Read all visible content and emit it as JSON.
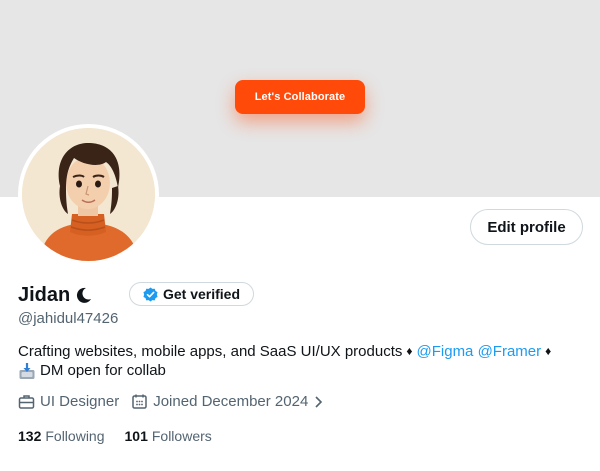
{
  "banner": {
    "collab_button": "Let's Collaborate",
    "accent": "#ff4a0a",
    "background": "#e6e6e6"
  },
  "profile": {
    "name": "Jidan",
    "handle": "@jahidul47426",
    "verify_label": "Get verified",
    "edit_label": "Edit profile",
    "bio": {
      "text": "Crafting websites, mobile apps, and SaaS UI/UX products",
      "mention_1": "@Figma",
      "mention_2": "@Framer",
      "line2": "DM open for collab"
    },
    "job": "UI Designer",
    "joined": "Joined December 2024",
    "following_count": "132",
    "following_label": "Following",
    "followers_count": "101",
    "followers_label": "Followers"
  },
  "colors": {
    "link": "#1d9bf0",
    "secondary_text": "#536471",
    "verified_badge": "#1d9bf0"
  },
  "icons": [
    "moon-icon",
    "verified-badge-icon",
    "diamond-icon",
    "inbox-tray-icon",
    "briefcase-icon",
    "calendar-icon",
    "chevron-right-icon"
  ]
}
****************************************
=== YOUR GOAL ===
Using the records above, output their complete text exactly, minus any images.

=== WRITTEN SOLUTION ===
Read all visible content and emit it as JSON.
{
  "banner": {
    "collab_button": "Let's Collaborate",
    "accent": "#ff4a0a",
    "background": "#e6e6e6"
  },
  "profile": {
    "name": "Jidan",
    "handle": "@jahidul47426",
    "verify_label": "Get verified",
    "edit_label": "Edit profile",
    "bio": {
      "text": "Crafting websites, mobile apps, and SaaS UI/UX products",
      "mention_1": "@Figma",
      "mention_2": "@Framer",
      "line2": "DM open for collab"
    },
    "job": "UI Designer",
    "joined": "Joined December 2024",
    "following_count": "132",
    "following_label": "Following",
    "followers_count": "101",
    "followers_label": "Followers"
  },
  "colors": {
    "link": "#1d9bf0",
    "secondary_text": "#536471",
    "verified_badge": "#1d9bf0"
  },
  "icons": [
    "moon-icon",
    "verified-badge-icon",
    "diamond-icon",
    "inbox-tray-icon",
    "briefcase-icon",
    "calendar-icon",
    "chevron-right-icon"
  ]
}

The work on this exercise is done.